Why Don’t We Talk about Gun Control Anymore?

Fight disinformation: Sign up for the free Mother Jones Daily newsletter and follow the news that matters.


Remember the Democratic Revolution of ’06? It ended this week. The court just ruled against abortion rights and for a ban that tells doctors how to treat their patients. Monday, it became glaringly obvious, again, that gun control is the only reasonable position to hold, yet even the Democratic power centers in Congress oppose it: Dean, Webb (who needed to have his gun in the Senate) and Reid.

Looking at the MoJo Top Story box—when it was about gun control, that happier time of yesterday—I wondered why all of the stories except this one dated back to the ’90s. Well, I’m here to tell you it’s not our fault. It’s because the Democrats dropped gun control like a hot potato in 2000. Many analysts blamed Gore’s strong gun-control position in the Democratic primary for his loss to Bush in the general election. The Dems believed that swing-state voters were relatively pro-gun—which seems like a pretty inaccurate conclusion since the issue isn’t banning hunting rifles but semi-automatic assault weapons.

But gun control is another one of those issues where the sane position is lost amid the ruckus the crazies make.
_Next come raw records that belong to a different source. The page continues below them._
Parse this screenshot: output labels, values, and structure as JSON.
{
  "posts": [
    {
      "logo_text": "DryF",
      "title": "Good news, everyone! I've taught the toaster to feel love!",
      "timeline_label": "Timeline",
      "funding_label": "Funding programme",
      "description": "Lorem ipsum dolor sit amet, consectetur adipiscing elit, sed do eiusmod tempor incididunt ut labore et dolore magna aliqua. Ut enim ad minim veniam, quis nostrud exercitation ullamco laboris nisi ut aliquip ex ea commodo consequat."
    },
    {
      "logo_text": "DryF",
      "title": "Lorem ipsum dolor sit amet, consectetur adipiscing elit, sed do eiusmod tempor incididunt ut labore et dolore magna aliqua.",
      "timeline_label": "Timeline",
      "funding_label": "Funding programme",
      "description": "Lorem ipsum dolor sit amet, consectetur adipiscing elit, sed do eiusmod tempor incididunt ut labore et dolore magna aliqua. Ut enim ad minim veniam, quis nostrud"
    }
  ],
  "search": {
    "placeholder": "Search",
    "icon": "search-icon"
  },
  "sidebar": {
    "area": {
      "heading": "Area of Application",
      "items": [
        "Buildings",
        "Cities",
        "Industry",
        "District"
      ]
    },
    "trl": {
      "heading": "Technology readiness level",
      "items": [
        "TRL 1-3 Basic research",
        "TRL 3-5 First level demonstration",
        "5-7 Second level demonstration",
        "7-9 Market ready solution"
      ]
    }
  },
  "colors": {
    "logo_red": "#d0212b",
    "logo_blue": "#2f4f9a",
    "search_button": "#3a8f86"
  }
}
Most Americans support gun control: In a recent Gallup poll, 49 percent of Americans said gun-control laws should be made stricter, and only 14 percent said they should be less strict. A Salon article explains the Dems’ punt thusly: Robert J. Spitzer, author of “The Politics of Gun Control,” says that “the typical gun control supporter is somebody for whom the issue is not a No. 1 concern, it’s No. 6 or No. 8.” Slate looks at it this way: The Brady Campaign to Prevent Gun Violence—the nation’s gun-control lobby—donated $90,000 to pro-gun-control candidates in 2006. Pro-gun groups gave their candidates $3 million—33 times more.

The result? The federal assault weapons ban, passed in 1994, was allowed to expire in 2004. One of the guns Cho Seung-Hui used was in fact illegal under the assault weapons ban, and became legal again in 1994. And Slate reports:
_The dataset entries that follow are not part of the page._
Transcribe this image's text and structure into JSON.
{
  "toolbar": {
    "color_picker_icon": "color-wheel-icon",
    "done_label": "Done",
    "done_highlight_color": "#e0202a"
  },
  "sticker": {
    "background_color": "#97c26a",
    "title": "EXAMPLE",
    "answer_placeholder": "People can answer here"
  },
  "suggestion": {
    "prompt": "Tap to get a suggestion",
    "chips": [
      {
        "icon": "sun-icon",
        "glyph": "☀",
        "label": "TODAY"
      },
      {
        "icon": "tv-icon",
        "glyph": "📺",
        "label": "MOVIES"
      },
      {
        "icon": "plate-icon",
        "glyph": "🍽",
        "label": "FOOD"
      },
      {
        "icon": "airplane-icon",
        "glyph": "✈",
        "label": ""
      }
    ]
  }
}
The only meaningful federal restriction on handgun purchases, the Brady Bill, was considered a huge accomplishment when it finally passed in 1993 after a decade of lobbying. But thanks to the private-transfer or “gun show” loophole, about 40 percent of gun sales remain invisible to law enforcement, rendering the law’s mandatory background checks easily avoidable.

Isn’t it time we stopped allowing crazypantses like Wayne La Pierre to dictate our gun policy? After all, there are nearly 30,000 deaths from firearms a year in this country—2 to 3 times as many as in other developed countries.

We've never been very good at being conservative.

And usually, that serves us well in doing the ambitious, hard-hitting journalism that you turn to Mother Jones for. But it also means we can't afford to come up short when it comes to scratching together the funds it takes to keep our team firing on all cylinders, and the truth is, we finished our budgeting cycle on June 30 about $100,000 short of our online goal.

This is no time to come up short. It's time to fight like hell, as our namesake would tell us to do, for a democracy where minority rule cannot impose an extreme agenda, where facts matter, and where accountability has a chance at the polls and in the press. If you value our reporting and you can right now, please help us dig out of the $100,000 hole we're starting our new budgeting cycle in with an always-needed and always-appreciated donation today.

payment methods

We've never been very good at being conservative.

And usually, that serves us well in doing the ambitious, hard-hitting journalism that you turn to Mother Jones for. But it also means we can't afford to come up short when it comes to scratching together the funds it takes to keep our team firing on all cylinders, and the truth is, we finished our budgeting cycle on June 30 about $100,000 short of our online goal.

This is no time to come up short. It's time to fight like hell, as our namesake would tell us to do, for a democracy where minority rule cannot impose an extreme agenda, where facts matter, and where accountability has a chance at the polls and in the press. If you value our reporting and you can right now, please help us dig out of the $100,000 hole we're starting our new budgeting cycle in with an always-needed and always-appreciated donation today.

payment methods

We Recommend

Latest

Sign up for our free newsletter

Subscribe to the Mother Jones Daily to have our top stories delivered directly to your inbox.

Get our award-winning magazine

Save big on a full year of investigations, ideas, and insights.

Subscribe

Support our journalism

Help Mother Jones' reporters dig deep with a tax-deductible donation.

Donate